“In a year (or two) unlike any other, taking time for rest and recovery is key to performing well and staying sane,” Marrazzo’s post added. “This past year has been rough — we’re all human! And living through a traumatic event! — but I’m hopeful that the empathy and grace we continue to show our teammates will have a positive impact on the culture of work moving forward.”
He added, “It’s not just a ‘week off’ for the team … it’s an acknowledgement that we can prioritize mental health and still get work done. Support your people. It’s good business, but it’s also the right thing to do.”
One unnamed employee told
KGW-TV that the week off is “not only a chance to recharge and keep us together, but also a thank you for an impressive year.”

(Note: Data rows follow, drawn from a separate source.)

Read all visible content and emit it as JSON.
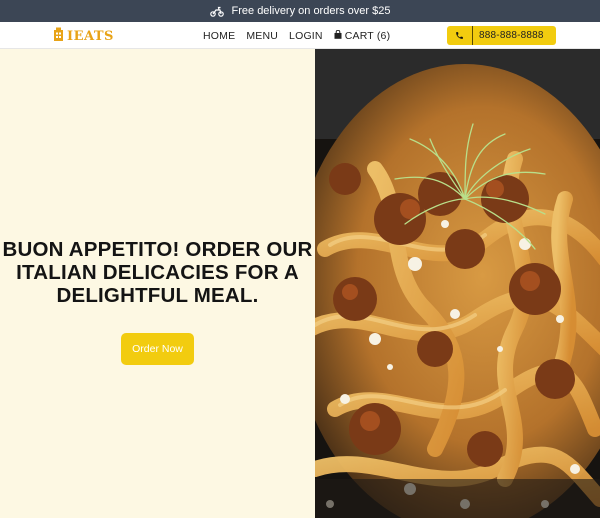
{
  "banner": {
    "icon": "scooter-icon",
    "text": "Free delivery on orders over $25"
  },
  "header": {
    "logo_text": "Ieats",
    "logo_icon": "building-icon",
    "nav": {
      "home": "HOME",
      "menu": "MENU",
      "login": "LOGIN",
      "cart": "CART (6)"
    },
    "phone": {
      "icon": "phone-icon",
      "number": "888-888-8888"
    }
  },
  "hero": {
    "headline": "BUON APPETITO! ORDER OUR ITALIAN DELICACIES FOR A DELIGHTFUL MEAL.",
    "cta_label": "Order Now",
    "image_alt": "pasta-dish-photo"
  },
  "colors": {
    "banner_bg": "#3c4655",
    "accent": "#f2cc0f",
    "logo": "#e8a317",
    "hero_bg": "#fdf8e3"
  }
}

The company also told the station that the time off is “intended for employees to refresh and recharge during the ongoing pandemic.”
According to KGW, “While those in the corporate offices are getting the paid week off, others aren’t getting it at all.”
Nike’s retail stores remained open, according to the station.
Liz Tippett, an associate professor at the University of Oregon School of Law,
said that the move should set an example for all companies.
“I like raising the focus of mental health as a basis for people to take their time off, not just when they’re physically ill,” she said. “I think it’s important to recognize the role mental health plays for workers and worker well-being.”
Tippet warned, however, that allowing retail stores to continue operating might send mixed — or even wrong — signals to employees and consumers alike.
“If it is the case that part-time workers in a retail store are expected to come to work, whereas headquarter offices are not, that also sends a message about which kind of workers they care about and are willing to invest in,” Tippett reasoned.
Nike prioritizes workers’ mental health, but only for some